I first read that phrase in reference to science fiction, but it works for quite an array of things. Certainly the music of our youth is the music we will always prefer, although that may come to us a couple of years after thirteen. It certainly works for automobiles and aircraft.
For me that golden age revolves around the F-104 and the X-15.
The entire focus of Edwards AFB, including most of the X-craft, was to fly higher and faster. The higher part caused problems with loss of control as the atmosphere thinned. The faster part brought about heating problems from atmospheric friction. Both lines of research culminated in the X-15.
The X-15 was first contracted in 1954. Early in its development, a follow-up aircraft to be called X-15B was considered. It was to be launched atop a Navaho missile in order to reach into space. NASA dropped the idea in favor of the Mercury program. The Air Force followed up with the proposed X-20, but that too was cancelled after Mercury became successful. Actual flight into orbit by a winged craft would not occur until the first Space Shuttle launch.
The first X-15 flight took place in 1959 and it was still flying nine years later, less than a year before the first moon landing. Like the earlier X-planes, the X-15 was dropped from a larger plane, in this case a converted B-52 bomber. Rather like a two stage rocket, this piggybacking allowed the X-15 a head start. The first 8.5 miles of altitude and 500 mph of speed came out the the B-52’s fuel tank, leaving the X-15’s fuel supply intact for the final push.
During that near decade, there were almost 200 flights. Thirteen of those flights went above 50 miles. The maximum speed reached in level flight was 4,520 mph.
The Air Force awards astronaut wings for flights above 50 miles – international rules do not agree. Two of those thirteen flights went above 100 kilometers. The Federation Aeronautique Internationale counts 100 kilometers as the edge of space, making Joseph Walker officially the thirteenth man in space. (Also the fourteenth.) One of those who gained Air Force astronauts wings was Joe Engle who later flew the Space Shuttle. Neil Armstrong flew the X-15 seven times, but never above fifty miles. He had to settle for a consolation prize on July 20, 1969 when he landed on the moon.
To successfully fly at such altitudes requires a series of small rocket motors strategically placed around the spacecraft to control attitude when the rudder, elevator, and ailerons have nothing to work against.
On high speed flights by the rebuilt X-15A-2, an ablative coating was sprayed onto the surface of the aircraft to protect it from overheating due to atmospheric friction, an issue that the SR-71 and the Space Shuttle would also have to face.
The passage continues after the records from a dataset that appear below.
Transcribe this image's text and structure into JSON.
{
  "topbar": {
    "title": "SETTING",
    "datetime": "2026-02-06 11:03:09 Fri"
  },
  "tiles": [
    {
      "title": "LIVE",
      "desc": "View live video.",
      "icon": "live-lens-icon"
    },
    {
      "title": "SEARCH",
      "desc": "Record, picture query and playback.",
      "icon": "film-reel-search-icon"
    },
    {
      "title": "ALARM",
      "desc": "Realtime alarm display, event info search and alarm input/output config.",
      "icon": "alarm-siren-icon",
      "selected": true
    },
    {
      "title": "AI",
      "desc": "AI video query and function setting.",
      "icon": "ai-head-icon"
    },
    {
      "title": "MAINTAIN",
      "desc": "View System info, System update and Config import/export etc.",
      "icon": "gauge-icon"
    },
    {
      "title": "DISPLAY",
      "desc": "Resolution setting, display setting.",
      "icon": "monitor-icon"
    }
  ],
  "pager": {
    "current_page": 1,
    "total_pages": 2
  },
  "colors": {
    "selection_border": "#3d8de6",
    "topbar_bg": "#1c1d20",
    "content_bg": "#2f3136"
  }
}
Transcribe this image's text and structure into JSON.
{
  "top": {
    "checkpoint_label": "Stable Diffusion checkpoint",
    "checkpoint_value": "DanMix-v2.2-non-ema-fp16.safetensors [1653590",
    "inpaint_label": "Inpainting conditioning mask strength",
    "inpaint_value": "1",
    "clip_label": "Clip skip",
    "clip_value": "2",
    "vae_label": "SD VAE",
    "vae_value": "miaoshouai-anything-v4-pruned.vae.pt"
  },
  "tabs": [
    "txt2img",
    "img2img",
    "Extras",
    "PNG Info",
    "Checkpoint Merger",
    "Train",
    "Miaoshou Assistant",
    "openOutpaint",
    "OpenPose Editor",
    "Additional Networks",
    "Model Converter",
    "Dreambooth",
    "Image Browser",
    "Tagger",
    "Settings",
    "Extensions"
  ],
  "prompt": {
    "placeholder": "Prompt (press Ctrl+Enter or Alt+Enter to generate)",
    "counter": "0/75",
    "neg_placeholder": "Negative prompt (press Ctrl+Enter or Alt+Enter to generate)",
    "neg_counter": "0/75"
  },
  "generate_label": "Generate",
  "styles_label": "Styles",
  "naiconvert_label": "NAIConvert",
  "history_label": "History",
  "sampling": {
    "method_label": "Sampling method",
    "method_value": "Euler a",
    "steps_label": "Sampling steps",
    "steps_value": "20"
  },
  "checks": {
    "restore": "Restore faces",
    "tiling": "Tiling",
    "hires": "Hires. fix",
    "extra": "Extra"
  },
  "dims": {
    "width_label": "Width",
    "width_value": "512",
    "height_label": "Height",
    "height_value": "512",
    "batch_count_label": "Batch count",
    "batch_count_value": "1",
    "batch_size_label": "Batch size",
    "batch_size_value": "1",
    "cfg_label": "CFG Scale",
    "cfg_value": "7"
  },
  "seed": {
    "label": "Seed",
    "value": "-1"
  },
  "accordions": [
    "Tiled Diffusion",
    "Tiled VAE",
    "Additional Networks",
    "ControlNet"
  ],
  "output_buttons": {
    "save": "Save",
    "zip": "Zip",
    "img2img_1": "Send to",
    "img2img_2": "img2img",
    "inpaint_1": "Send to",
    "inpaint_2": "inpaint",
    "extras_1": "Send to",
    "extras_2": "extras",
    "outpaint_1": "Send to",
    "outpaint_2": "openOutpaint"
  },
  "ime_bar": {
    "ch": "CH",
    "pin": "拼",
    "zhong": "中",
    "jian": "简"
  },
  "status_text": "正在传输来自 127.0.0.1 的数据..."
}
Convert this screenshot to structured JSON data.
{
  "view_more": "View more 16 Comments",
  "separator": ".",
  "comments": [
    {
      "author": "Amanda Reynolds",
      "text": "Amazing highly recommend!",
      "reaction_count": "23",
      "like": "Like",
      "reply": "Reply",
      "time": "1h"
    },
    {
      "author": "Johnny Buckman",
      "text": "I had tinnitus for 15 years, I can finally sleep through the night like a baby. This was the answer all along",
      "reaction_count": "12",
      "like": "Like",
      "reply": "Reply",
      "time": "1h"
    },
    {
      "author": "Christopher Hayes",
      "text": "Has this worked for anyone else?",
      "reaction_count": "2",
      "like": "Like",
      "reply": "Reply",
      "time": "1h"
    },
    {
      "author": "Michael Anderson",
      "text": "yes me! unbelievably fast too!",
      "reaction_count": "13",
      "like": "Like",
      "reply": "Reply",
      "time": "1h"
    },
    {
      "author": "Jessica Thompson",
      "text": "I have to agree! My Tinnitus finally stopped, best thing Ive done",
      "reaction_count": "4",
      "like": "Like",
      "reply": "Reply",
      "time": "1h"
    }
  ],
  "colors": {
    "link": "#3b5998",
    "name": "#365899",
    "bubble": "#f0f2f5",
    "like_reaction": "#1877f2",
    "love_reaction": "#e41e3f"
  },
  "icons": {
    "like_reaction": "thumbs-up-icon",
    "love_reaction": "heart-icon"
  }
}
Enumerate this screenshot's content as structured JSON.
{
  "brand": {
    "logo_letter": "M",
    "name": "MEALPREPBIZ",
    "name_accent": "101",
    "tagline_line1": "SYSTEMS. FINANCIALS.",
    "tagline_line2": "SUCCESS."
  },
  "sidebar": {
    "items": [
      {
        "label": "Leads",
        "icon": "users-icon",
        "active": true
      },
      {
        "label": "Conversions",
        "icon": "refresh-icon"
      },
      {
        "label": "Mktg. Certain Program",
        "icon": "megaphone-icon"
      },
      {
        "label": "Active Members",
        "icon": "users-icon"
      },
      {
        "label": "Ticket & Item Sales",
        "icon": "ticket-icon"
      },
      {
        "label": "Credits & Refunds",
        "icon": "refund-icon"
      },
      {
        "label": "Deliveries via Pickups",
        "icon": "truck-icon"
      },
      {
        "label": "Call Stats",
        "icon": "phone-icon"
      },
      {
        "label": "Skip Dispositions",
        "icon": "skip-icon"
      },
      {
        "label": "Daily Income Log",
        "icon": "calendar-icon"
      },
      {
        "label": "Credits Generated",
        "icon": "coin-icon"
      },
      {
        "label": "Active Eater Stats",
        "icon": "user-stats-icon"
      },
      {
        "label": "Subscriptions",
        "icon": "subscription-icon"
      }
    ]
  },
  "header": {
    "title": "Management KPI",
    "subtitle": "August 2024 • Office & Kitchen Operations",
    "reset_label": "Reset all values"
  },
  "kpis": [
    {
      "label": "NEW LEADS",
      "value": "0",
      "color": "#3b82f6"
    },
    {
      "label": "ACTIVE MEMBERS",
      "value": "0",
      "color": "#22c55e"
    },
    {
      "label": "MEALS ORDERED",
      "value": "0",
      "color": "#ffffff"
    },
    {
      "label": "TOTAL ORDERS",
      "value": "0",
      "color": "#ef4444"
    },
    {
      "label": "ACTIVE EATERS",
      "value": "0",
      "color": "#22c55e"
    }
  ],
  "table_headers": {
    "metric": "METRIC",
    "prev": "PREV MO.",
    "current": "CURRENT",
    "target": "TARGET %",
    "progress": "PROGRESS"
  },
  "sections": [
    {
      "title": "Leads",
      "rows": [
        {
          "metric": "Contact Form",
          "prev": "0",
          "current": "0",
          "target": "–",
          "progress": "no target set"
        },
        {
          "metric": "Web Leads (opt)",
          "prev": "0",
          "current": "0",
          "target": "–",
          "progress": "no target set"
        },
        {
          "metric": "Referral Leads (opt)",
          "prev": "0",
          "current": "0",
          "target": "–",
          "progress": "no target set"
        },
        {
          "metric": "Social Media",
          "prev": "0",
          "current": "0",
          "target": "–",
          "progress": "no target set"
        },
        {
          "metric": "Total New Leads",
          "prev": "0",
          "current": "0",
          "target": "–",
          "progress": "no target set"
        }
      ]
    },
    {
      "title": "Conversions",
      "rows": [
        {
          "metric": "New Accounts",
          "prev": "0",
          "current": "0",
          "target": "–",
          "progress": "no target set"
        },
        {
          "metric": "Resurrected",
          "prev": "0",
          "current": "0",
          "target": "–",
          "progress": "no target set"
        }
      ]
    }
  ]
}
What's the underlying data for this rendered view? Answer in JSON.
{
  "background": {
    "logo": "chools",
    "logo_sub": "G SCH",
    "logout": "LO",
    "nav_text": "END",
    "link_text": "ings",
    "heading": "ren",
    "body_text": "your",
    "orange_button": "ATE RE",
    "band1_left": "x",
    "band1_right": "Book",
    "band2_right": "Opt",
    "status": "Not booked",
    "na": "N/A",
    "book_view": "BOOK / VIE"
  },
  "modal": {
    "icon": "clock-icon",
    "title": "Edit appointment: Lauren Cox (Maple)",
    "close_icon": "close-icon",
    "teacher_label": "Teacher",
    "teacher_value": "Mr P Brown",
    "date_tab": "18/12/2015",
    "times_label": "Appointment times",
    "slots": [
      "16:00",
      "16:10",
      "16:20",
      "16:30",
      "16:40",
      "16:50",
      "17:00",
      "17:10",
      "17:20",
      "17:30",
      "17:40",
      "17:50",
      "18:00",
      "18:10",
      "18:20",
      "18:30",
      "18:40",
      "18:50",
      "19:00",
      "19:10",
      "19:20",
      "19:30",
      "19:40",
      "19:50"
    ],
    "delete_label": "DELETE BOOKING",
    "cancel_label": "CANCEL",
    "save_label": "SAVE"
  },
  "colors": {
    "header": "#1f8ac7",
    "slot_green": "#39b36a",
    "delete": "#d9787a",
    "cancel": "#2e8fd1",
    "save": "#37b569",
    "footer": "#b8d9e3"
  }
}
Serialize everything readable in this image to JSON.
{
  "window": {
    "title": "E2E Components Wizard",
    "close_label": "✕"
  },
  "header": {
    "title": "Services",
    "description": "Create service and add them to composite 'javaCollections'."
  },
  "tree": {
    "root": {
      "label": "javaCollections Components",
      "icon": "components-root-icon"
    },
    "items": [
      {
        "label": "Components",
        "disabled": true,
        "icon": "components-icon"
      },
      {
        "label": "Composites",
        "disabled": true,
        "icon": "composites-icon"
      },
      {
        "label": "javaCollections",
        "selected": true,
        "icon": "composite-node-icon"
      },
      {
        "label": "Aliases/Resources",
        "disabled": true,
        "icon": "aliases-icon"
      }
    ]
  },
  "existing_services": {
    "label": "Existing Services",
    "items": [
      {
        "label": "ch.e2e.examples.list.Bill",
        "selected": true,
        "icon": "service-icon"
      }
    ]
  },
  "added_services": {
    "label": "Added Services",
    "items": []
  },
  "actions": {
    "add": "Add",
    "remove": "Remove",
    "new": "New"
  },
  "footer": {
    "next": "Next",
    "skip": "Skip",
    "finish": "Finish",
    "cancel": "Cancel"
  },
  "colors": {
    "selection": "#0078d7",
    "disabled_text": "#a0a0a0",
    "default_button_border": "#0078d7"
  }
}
For my generation, the X-15 was the ultimate, and it looked the part. It’s pilots flew to the edge of space; they were not blown there in a capsule on top of a converted ICBM. Mercury and Gemini were wonderful. I followed them religiously. But the X-20, proposed descendant of the X-15, riding on top of a Titan missile would have done it with more class. And it would have landed under the pilot’s control, not on the end of a parachute in the middle of the ocean.
Scott Crossfield, the X-15’s designer and first pilot said it was one of the few aircraft that caused grown men to cry upon its retirement.